[Entries from a dataset of interfaces]

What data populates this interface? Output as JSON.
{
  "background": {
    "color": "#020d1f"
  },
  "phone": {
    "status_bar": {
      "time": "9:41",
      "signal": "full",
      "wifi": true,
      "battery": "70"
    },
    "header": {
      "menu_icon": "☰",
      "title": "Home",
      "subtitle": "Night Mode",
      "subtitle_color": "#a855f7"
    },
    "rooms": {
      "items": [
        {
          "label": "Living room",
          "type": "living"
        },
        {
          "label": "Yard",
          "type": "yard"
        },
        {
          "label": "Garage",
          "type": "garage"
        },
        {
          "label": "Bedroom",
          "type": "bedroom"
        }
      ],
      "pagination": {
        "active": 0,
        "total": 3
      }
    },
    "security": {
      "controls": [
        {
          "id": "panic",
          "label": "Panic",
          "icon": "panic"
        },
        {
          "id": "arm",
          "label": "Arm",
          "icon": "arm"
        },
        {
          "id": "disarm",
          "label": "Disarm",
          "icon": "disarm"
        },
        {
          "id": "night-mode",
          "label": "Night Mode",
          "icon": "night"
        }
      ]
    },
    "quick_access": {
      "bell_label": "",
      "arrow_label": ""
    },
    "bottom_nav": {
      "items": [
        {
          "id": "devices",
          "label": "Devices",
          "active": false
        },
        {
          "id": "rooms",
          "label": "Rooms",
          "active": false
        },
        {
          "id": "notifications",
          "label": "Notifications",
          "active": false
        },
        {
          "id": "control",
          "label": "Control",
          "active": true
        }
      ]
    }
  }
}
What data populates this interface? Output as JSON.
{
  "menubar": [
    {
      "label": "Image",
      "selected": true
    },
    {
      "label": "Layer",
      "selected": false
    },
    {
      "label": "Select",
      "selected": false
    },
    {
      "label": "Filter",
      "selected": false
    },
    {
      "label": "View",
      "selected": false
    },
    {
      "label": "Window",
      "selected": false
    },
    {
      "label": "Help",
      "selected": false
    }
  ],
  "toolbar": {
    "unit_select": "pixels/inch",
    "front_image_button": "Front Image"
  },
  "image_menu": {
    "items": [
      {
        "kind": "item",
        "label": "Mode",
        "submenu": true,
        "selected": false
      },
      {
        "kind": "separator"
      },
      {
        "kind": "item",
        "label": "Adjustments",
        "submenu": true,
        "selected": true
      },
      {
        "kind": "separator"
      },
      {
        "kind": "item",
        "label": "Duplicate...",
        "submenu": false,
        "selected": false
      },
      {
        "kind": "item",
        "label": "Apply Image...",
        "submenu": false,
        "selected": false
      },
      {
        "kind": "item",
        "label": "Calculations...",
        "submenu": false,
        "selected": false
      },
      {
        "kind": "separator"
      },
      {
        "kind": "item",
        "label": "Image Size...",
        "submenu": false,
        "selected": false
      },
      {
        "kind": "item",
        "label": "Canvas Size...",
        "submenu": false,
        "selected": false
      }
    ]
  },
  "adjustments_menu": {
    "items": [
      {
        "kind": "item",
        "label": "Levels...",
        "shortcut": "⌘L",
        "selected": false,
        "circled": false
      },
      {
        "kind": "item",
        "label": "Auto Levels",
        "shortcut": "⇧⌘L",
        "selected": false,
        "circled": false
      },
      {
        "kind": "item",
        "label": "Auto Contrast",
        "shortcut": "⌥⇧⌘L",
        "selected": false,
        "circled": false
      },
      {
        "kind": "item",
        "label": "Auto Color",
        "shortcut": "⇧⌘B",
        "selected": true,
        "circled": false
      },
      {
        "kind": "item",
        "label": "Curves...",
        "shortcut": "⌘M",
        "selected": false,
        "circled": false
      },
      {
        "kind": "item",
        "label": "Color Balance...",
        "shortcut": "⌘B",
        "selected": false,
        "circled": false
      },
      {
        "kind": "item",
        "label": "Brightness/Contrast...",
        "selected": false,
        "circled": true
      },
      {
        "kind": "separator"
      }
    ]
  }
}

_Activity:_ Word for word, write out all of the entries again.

_Output of the task:_
What data populates this interface? Output as JSON.
{
  "background": {
    "color": "#020d1f"
  },
  "phone": {
    "status_bar": {
      "time": "9:41",
      "signal": "full",
      "wifi": true,
      "battery": "70"
    },
    "header": {
      "menu_icon": "☰",
      "title": "Home",
      "subtitle": "Night Mode",
      "subtitle_color": "#a855f7"
    },
    "rooms": {
      "items": [
        {
          "label": "Living room",
          "type": "living"
        },
        {
          "label": "Yard",
          "type": "yard"
        },
        {
          "label": "Garage",
          "type": "garage"
        },
        {
          "label": "Bedroom",
          "type": "bedroom"
        }
      ],
      "pagination": {
        "active": 0,
        "total": 3
      }
    },
    "security": {
      "controls": [
        {
          "id": "panic",
          "label": "Panic",
          "icon": "panic"
        },
        {
          "id": "arm",
          "label": "Arm",
          "icon": "arm"
        },
        {
          "id": "disarm",
          "label": "Disarm",
          "icon": "disarm"
        },
        {
          "id": "night-mode",
          "label": "Night Mode",
          "icon": "night"
        }
      ]
    },
    "quick_access": {
      "bell_label": "",
      "arrow_label": ""
    },
    "bottom_nav": {
      "items": [
        {
          "id": "devices",
          "label": "Devices",
          "active": false
        },
        {
          "id": "rooms",
          "label": "Rooms",
          "active": false
        },
        {
          "id": "notifications",
          "label": "Notifications",
          "active": false
        },
        {
          "id": "control",
          "label": "Control",
          "active": true
        }
      ]
    }
  }
}
What data populates this interface? Output as JSON.
{
  "menubar": [
    {
      "label": "Image",
      "selected": true
    },
    {
      "label": "Layer",
      "selected": false
    },
    {
      "label": "Select",
      "selected": false
    },
    {
      "label": "Filter",
      "selected": false
    },
    {
      "label": "View",
      "selected": false
    },
    {
      "label": "Window",
      "selected": false
    },
    {
      "label": "Help",
      "selected": false
    }
  ],
  "toolbar": {
    "unit_select": "pixels/inch",
    "front_image_button": "Front Image"
  },
  "image_menu": {
    "items": [
      {
        "kind": "item",
        "label": "Mode",
        "submenu": true,
        "selected": false
      },
      {
        "kind": "separator"
      },
      {
        "kind": "item",
        "label": "Adjustments",
        "submenu": true,
        "selected": true
      },
      {
        "kind": "separator"
      },
      {
        "kind": "item",
        "label": "Duplicate...",
        "submenu": false,
        "selected": false
      },
      {
        "kind": "item",
        "label": "Apply Image...",
        "submenu": false,
        "selected": false
      },
      {
        "kind": "item",
        "label": "Calculations...",
        "submenu": false,
        "selected": false
      },
      {
        "kind": "separator"
      },
      {
        "kind": "item",
        "label": "Image Size...",
        "submenu": false,
        "selected": false
      },
      {
        "kind": "item",
        "label": "Canvas Size...",
        "submenu": false,
        "selected": false
      }
    ]
  },
  "adjustments_menu": {
    "items": [
      {
        "kind": "item",
        "label": "Levels...",
        "shortcut": "⌘L",
        "selected": false,
        "circled": false
      },
      {
        "kind": "item",
        "label": "Auto Levels",
        "shortcut": "⇧⌘L",
        "selected": false,
        "circled": false
      },
      {
        "kind": "item",
        "label": "Auto Contrast",
        "shortcut": "⌥⇧⌘L",
        "selected": false,
        "circled": false
      },
      {
        "kind": "item",
        "label": "Auto Color",
        "shortcut": "⇧⌘B",
        "selected": true,
        "circled": false
      },
      {
        "kind": "item",
        "label": "Curves...",
        "shortcut": "⌘M",
        "selected": false,
        "circled": false
      },
      {
        "kind": "item",
        "label": "Color Balance...",
        "shortcut": "⌘B",
        "selected": false,
        "circled": false
      },
      {
        "kind": "item",
        "label": "Brightness/Contrast...",
        "selected": false,
        "circled": true
      },
      {
        "kind": "separator"
      }
    ]
  }
}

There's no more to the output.